* [WHAT YOU HAVE TO DO]: Below is a set of entries; copy all of them exactly.

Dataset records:
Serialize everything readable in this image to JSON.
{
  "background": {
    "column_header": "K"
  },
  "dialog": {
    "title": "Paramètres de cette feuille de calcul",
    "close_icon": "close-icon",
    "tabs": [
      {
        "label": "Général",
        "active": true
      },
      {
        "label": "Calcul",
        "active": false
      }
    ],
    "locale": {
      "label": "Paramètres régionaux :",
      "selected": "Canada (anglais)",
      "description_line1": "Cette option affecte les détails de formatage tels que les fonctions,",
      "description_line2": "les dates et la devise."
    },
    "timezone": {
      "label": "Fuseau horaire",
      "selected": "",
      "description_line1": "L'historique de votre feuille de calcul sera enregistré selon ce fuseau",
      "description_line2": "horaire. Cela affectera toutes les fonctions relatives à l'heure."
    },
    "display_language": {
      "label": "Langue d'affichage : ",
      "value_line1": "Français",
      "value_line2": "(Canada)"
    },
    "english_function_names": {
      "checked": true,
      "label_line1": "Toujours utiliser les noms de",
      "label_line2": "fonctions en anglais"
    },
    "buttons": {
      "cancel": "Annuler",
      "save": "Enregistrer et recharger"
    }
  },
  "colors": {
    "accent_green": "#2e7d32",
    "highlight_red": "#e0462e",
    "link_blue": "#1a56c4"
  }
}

* [YOUR RESPONSE]:
Serialize everything readable in this image to JSON.
{
  "background": {
    "column_header": "K"
  },
  "dialog": {
    "title": "Paramètres de cette feuille de calcul",
    "close_icon": "close-icon",
    "tabs": [
      {
        "label": "Général",
        "active": true
      },
      {
        "label": "Calcul",
        "active": false
      }
    ],
    "locale": {
      "label": "Paramètres régionaux :",
      "selected": "Canada (anglais)",
      "description_line1": "Cette option affecte les détails de formatage tels que les fonctions,",
      "description_line2": "les dates et la devise."
    },
    "timezone": {
      "label": "Fuseau horaire",
      "selected": "",
      "description_line1": "L'historique de votre feuille de calcul sera enregistré selon ce fuseau",
      "description_line2": "horaire. Cela affectera toutes les fonctions relatives à l'heure."
    },
    "display_language": {
      "label": "Langue d'affichage : ",
      "value_line1": "Français",
      "value_line2": "(Canada)"
    },
    "english_function_names": {
      "checked": true,
      "label_line1": "Toujours utiliser les noms de",
      "label_line2": "fonctions en anglais"
    },
    "buttons": {
      "cancel": "Annuler",
      "save": "Enregistrer et recharger"
    }
  },
  "colors": {
    "accent_green": "#2e7d32",
    "highlight_red": "#e0462e",
    "link_blue": "#1a56c4"
  }
}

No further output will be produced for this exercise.